The benefits, in her perspective: Getting her master’s degree earlier puts her ahead of the competition coming out of school, and the cost savings for an accelerated degree are well worth the rigorous program.

The compressed timeframe was also appealing to Madden.

“My parents were pushing me to do a master’s, but I wasn’t really interested in doing it. I hate that six years of time; I’m eager to get into everything. That’s part of my personality. In four years I’ll have two degrees and be able to study abroad. It’s a win-win,” she adds.

At SMWC, the Masters in Leadership Development (MLD) is the graduate degree piece, which was started in 2007. The 3+1 accelerated program currently is available for business majors, but the MLD program is open to anyone and can be completed in a year’s time. It contains two tracks: organizational leadership and not-for-profit leadership.
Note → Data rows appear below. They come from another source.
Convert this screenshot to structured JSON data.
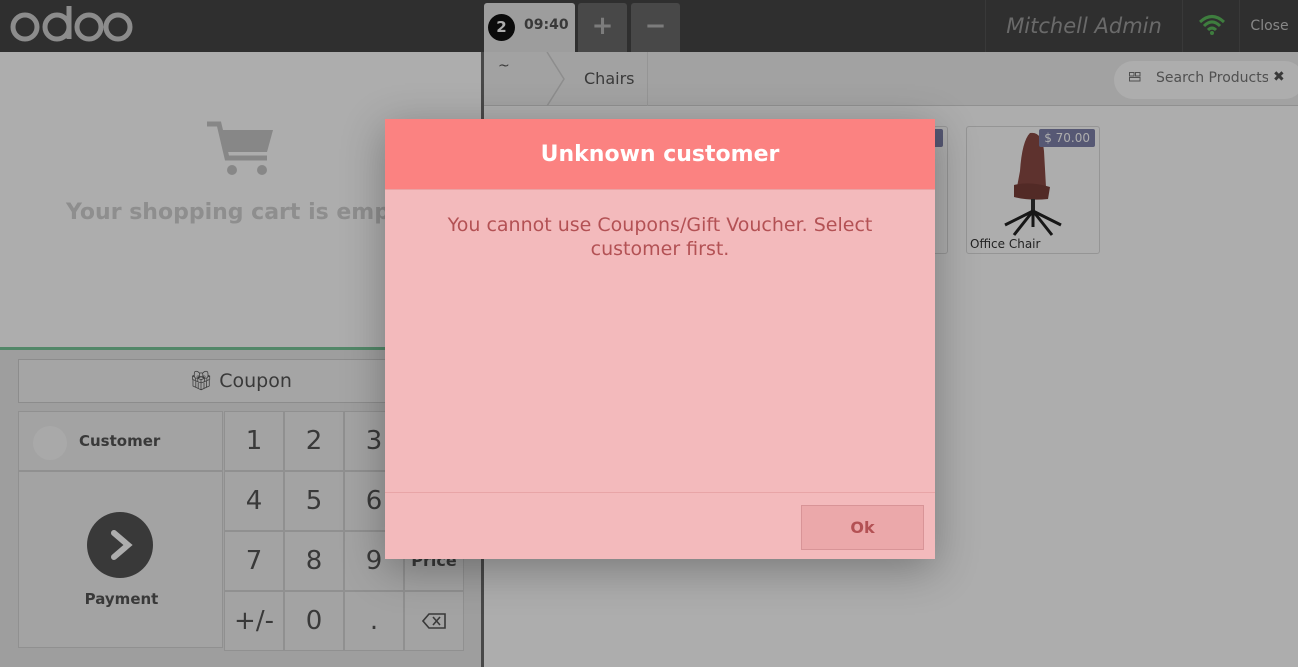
{
  "header": {
    "logo_text": "odoo",
    "ticket_number": "2",
    "ticket_time": "09:40",
    "add_order_label": "+",
    "remove_order_label": "−",
    "user_name": "Mitchell Admin",
    "wifi_icon": "wifi-icon",
    "wifi_color": "#5cb85c",
    "close_label": "Close"
  },
  "cart": {
    "empty_message": "Your shopping cart is empty"
  },
  "controls": {
    "coupon_label": "Coupon",
    "customer_label": "Customer",
    "payment_label": "Payment",
    "numpad": {
      "k1": "1",
      "k2": "2",
      "k3": "3",
      "k4": "4",
      "k5": "5",
      "k6": "6",
      "k7": "7",
      "k8": "8",
      "k9": "9",
      "plus_minus": "+/-",
      "k0": "0",
      "dot": ".",
      "price_mode": "Price"
    }
  },
  "products": {
    "breadcrumb_home": "~",
    "breadcrumb_category": "Chairs",
    "search_placeholder": "Search Products...",
    "items": [
      {
        "name": "Office Chair",
        "price": "$ 70.00"
      }
    ]
  },
  "modal": {
    "title": "Unknown customer",
    "body": "You cannot use Coupons/Gift Voucher. Select customer first.",
    "ok_label": "Ok",
    "header_color": "#fb8281",
    "body_color": "#f3babc"
  }
}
Wasmer notes the accelerated program is tough.

“They carry heavier loads and do all the same work as you would do in four years; it’s just compressed. It’s demanding, but it’s doable,” he says.

The challenge is enticing for students like Madden.

“This is awesome. I love the idea of pushing myself harder,” she exclaims.

“I think this program is difficult and challenging, but I have not seen this amount of attention and appreciation (from the staff) anywhere else. It’s so achievable with their help.”

Wasmer adds, “We want to graduate people that can think, emphasize critical thinking skills, emphasize creativity, problem-solving skills, which includes quantitative reasoning.”

Dr. DJ Wasmer

The MLD degree is available online, as well as in person in Terre Haute and Indianapolis; any undergraduate degree can be enhanced with an MLD, not just business majors, Wasmer notes.

“Leadership is essential to our educational enterprise here; one of our core values. We try to graduate leaders who will effect positive change, whether it’s in their community, their workplace, through their religion,” he says. “Leadership is not just for business people. We try to infuse it in everything we do and all the opportunities.”

To learn more about the program, visit www.smwc.edu/academics/departments/business-leadership/31-leadership-development/

SMWC is also featured in our new edition of BizVoice, along with three other private Indiana institutions of higher education, highlighting unique campus programs or offerings. See that story here.

New Blog Series: #BizVoiceExtra

There’s a phrase most writers know (and loathe, even though we understand the necessity of it): “kill your darlings.”

While it doesn’t literally mean to kill anyone, the point is that you will write things that are so witty and smart and wonderful that you have probably lost objectivity on whether the words or phrases are useful to the reader.

The only solution is to kill them! Delete. Rewrite. Either way, make sure you’re not just writing for yourself – you’re writing for the reader.

I wish I had all the room in the world – or, within the pages of our bimonthly business magazine, BizVoice – to keep all my lovely darlings and every interview and nugget of information that I find fascinating when working on a story.

Side note: It probably causes my editor, Tom, a little heartburn when I say, “Can I have a little more room, pleassssssse?” (It happens nearly every edition. Sorry, Tom!)

But we have so many great stories to tell about the people and companies making Indiana a special place to work and live that I want to share as much of that with our readers as possible.

In an effort to tell more of those stories that didn’t get into the magazine, I’m starting a new series here on our blog (and this social media manager is giving it a hashtag, of course): #BizVoiceExtra. While it’s not a total workaround of “killing my darlings,” this means I can expand on some topics that readers also might find interesting.

Look here for stories and photos you won’t find in BizVoice from me and hopefully my fellow writers (they don’t know I’m going to rope them into this yet, ha!).

Our March-April edition of BizVoice drops this week! Keep an eye out for some intriguing stories focusing on education and workforce, Indiana Vision 2025 progress and a trip through Indiana’s political history with another entry in our yearlong Road Trip Treasures series.

I’ll have a few of the #BizVoiceExtra stories from our new edition in a few days. Check back soon!